Who are the “Aryans” and what are they considered to be?
The 19th and 20th centuries in Europe and the United States were awash in racial and racist propaganda. Today’s rising racial problems, which some would like to belittle and push under the proverbial rug, have long and deep roots.
Although education has had a tampering effect on blatant racism, it did not change the mindset created by the old propaganda. In essence, racism is rooted in, and part of the makeup of European and American societies.
With the gradual downfall and glaring failures of public education, that makeup, like a rotting corpse filled with putrid gases, is rising to the surface of the social swamp for all to see and smell.
Is it any wonder Donald Trump chose not to drain the swamp after all?
From Wikipedia, the free encyclopedia:
The Nordic race was one of the putative sub-races into which some late 19th to mid 20th century anthropologists divided the Caucasian race.
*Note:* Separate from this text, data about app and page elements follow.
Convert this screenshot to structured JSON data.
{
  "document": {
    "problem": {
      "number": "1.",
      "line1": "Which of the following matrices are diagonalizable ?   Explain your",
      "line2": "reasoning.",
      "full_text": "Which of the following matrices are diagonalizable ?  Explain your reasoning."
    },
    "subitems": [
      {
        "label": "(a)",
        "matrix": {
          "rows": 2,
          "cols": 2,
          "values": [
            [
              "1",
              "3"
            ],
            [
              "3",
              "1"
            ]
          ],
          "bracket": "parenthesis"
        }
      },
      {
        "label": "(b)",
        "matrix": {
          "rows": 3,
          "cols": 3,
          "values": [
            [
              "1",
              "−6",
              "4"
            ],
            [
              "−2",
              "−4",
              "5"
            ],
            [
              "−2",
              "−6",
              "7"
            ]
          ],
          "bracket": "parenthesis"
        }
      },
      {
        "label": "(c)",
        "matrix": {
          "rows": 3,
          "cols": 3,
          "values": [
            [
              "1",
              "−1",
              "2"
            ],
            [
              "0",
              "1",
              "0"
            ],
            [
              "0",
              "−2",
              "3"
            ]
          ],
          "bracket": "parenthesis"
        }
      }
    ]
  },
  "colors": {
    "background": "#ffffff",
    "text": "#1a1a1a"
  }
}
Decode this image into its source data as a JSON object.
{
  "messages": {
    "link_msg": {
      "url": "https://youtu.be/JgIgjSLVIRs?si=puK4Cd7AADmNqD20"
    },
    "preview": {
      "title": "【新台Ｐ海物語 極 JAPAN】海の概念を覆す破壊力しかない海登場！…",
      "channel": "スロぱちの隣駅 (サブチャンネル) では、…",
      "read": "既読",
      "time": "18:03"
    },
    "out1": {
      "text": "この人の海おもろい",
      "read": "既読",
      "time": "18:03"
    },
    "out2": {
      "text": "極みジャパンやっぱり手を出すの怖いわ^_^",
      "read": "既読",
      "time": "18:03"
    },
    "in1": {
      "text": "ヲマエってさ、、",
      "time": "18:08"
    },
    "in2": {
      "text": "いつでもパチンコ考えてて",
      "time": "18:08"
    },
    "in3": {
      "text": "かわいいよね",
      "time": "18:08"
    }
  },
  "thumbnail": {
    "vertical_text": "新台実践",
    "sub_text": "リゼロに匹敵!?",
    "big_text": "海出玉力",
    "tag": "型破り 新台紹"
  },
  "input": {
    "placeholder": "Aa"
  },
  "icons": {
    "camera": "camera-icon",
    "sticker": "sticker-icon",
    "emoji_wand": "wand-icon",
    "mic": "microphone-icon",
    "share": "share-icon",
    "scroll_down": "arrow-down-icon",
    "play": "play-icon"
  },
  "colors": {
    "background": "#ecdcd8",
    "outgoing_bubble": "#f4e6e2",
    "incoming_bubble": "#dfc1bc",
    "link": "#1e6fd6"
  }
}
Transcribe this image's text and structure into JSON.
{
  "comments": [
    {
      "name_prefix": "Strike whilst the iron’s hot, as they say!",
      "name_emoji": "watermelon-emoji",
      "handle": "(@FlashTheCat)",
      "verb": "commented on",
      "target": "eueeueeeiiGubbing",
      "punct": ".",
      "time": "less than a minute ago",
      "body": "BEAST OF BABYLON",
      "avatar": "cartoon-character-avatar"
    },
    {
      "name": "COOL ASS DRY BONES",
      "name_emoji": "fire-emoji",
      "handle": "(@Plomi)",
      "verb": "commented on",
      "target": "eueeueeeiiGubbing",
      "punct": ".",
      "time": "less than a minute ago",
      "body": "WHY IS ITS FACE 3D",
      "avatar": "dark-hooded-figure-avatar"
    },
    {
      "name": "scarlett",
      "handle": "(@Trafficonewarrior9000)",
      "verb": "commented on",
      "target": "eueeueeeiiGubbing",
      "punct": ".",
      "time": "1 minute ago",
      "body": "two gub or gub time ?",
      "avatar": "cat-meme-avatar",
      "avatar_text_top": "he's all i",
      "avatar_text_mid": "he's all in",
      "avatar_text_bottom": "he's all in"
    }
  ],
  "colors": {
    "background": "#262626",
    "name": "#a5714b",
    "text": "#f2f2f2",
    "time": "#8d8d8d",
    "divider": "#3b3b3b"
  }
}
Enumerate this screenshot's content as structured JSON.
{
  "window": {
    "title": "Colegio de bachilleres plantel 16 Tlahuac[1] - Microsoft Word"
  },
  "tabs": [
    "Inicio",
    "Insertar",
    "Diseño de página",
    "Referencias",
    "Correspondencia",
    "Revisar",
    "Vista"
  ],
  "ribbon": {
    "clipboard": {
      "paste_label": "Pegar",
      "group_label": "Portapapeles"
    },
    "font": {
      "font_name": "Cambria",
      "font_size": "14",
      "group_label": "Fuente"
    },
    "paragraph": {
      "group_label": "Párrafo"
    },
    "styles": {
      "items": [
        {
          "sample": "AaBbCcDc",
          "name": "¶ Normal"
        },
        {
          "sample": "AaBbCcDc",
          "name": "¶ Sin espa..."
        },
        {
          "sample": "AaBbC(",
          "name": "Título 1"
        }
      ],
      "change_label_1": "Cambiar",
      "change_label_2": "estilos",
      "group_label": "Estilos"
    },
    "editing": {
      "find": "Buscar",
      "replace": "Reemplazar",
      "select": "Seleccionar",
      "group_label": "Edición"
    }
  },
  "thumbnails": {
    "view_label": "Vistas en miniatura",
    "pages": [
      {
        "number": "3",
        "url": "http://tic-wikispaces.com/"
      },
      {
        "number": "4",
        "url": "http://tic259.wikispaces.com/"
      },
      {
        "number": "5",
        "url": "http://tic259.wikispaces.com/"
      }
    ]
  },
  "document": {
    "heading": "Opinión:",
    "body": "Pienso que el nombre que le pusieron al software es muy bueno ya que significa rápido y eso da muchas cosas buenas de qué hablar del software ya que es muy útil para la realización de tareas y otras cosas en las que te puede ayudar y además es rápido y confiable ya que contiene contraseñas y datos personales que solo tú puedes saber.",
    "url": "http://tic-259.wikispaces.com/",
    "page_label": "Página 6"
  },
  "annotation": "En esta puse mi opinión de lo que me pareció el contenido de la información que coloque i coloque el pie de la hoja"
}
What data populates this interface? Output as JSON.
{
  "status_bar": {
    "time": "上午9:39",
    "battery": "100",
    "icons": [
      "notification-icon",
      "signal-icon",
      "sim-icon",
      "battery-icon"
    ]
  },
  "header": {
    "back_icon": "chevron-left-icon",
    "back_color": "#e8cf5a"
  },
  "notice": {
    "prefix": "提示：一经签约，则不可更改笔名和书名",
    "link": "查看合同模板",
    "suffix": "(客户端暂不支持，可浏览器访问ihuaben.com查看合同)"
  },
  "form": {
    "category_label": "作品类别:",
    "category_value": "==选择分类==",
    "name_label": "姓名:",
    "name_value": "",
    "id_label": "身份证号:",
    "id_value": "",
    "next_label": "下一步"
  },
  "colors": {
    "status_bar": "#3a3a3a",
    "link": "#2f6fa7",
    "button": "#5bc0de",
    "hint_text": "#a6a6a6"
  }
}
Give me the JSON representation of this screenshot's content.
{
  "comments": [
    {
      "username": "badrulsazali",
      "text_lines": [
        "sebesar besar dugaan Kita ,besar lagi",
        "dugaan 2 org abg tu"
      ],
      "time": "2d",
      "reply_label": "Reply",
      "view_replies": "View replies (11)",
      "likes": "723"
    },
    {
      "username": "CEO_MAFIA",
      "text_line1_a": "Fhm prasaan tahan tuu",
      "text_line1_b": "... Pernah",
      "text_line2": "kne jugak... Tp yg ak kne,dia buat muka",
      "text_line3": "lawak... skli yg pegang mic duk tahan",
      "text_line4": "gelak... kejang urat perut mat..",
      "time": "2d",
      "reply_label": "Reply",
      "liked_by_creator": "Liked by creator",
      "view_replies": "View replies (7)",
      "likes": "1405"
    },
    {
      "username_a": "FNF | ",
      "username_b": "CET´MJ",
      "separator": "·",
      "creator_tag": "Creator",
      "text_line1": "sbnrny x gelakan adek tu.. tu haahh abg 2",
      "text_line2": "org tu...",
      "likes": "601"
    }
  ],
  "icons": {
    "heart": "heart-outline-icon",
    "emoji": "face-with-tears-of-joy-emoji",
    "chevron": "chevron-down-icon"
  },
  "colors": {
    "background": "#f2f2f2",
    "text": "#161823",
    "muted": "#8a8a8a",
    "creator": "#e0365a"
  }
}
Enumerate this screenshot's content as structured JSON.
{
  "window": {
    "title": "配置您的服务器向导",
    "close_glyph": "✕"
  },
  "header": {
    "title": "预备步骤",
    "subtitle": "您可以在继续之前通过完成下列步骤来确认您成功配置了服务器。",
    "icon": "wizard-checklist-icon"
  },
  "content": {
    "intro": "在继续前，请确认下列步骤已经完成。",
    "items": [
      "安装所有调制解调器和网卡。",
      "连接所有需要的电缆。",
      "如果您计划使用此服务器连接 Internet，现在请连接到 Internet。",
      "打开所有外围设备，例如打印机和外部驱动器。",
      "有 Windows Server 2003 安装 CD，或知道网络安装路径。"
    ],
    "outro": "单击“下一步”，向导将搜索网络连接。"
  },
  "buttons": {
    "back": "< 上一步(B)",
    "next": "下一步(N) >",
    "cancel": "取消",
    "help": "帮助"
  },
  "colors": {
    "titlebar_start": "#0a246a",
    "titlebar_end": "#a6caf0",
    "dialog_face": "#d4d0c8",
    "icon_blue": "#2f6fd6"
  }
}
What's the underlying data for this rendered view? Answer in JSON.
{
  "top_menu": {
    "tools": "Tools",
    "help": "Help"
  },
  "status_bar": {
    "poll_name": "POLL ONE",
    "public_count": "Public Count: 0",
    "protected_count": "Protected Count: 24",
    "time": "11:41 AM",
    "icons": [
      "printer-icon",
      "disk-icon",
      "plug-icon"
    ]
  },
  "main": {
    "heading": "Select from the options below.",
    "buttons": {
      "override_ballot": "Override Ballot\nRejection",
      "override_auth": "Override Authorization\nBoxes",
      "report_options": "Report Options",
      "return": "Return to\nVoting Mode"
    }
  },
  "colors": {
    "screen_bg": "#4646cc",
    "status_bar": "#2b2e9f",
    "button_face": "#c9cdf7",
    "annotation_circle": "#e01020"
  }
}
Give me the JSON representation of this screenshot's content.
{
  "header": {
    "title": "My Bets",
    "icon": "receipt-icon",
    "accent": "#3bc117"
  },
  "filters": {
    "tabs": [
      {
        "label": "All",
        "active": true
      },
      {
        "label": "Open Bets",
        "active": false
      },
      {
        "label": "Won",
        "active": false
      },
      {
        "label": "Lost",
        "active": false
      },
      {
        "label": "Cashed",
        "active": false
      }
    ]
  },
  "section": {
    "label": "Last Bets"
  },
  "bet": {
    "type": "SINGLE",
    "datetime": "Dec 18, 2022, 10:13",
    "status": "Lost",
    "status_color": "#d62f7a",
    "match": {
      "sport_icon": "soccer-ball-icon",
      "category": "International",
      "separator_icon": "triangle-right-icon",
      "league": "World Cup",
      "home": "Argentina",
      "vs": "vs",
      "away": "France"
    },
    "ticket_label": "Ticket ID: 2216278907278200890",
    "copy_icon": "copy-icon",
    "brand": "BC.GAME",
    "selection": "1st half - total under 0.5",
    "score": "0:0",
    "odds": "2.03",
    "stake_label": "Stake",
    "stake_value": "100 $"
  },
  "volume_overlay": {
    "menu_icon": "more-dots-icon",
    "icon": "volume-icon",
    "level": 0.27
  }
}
People of the Nordic type were to be mostly found in the Nordic countries. The psychological traits of Nordics were described as truthful, equitable, competitive, naïve, reserved, and individualistic. Other supposed sub-races were the Alpine race, Dinaric race, East Baltic race, and the Mediterranean race.
Nordicism was an ideology of racial separatism which viewed Nordics as an endangered racial group, most notably in Madison Grant‘s book The Passing of the Great Race. This ideology was popular in the late 19th and early 20th centuries in some Northwestern, Central, and Northern European countries as well as in North America and Australia. The Nazis claimed that the Nordic race was the most superior of the “Aryan race” and constituted a master race (Herrenvolk).
Note: the image simply refused to be posted here!
President Coolidge signs the 1924 immigration act, restricting non-Northern European immigration. John J. Pershing is on the President’s right.
In the United States, the primary spokesman for Nordicism was the eugenicist Madison Grant. His 1916 book, The Passing of the Great Race, or the Racial Basis of European History about Nordicism was highly influential among racial thinking and government policy making.
Grant used the theory as justification for immigration policies of the 1920s, arguing that the immigrants from certain areas of Europe, such as Italians and other Southern Europeans and Eastern Europeans, represented a lesser type of European and their numbers in the United States should not be increased. Grant and others urged this as well as the complete restriction of non-Europeans, such as the Chinese and Japanese.
Grant argued the Nordic race had been responsible for most of humanity’s great achievements, and admixture was “race suicide” and unless eugenic policies were enacted, the Nordic race would be supplanted by inferior races. Future president Calvin Coolidge agreed, stating “Biological laws tell us that certain divergent people will not mix or blend. The Nordics propagate themselves successfully. With other races, the outcome shows deterioration on both sides.”
The Immigration Act of 1924 was signed into law by President Coolidge. This was designed to reduce the number of immigrants from Southern Europe, Southeast Europe, Eastern Europe and Russia, exclude Asian immigrants altogether, and favor immigration from the British Isles, Germany, Denmark, Sweden and Norway.
The spread of these ideas also affected popular culture. F. Scott Fitzgerald invokes Grant’s ideas through a character in part of The Great Gatsby, and Hilaire Belloc jokingly rhapsodied the “Nordic man” in a poem and essay in which he satirised the stereotypes of Nordics, Alpines and Mediterraneans.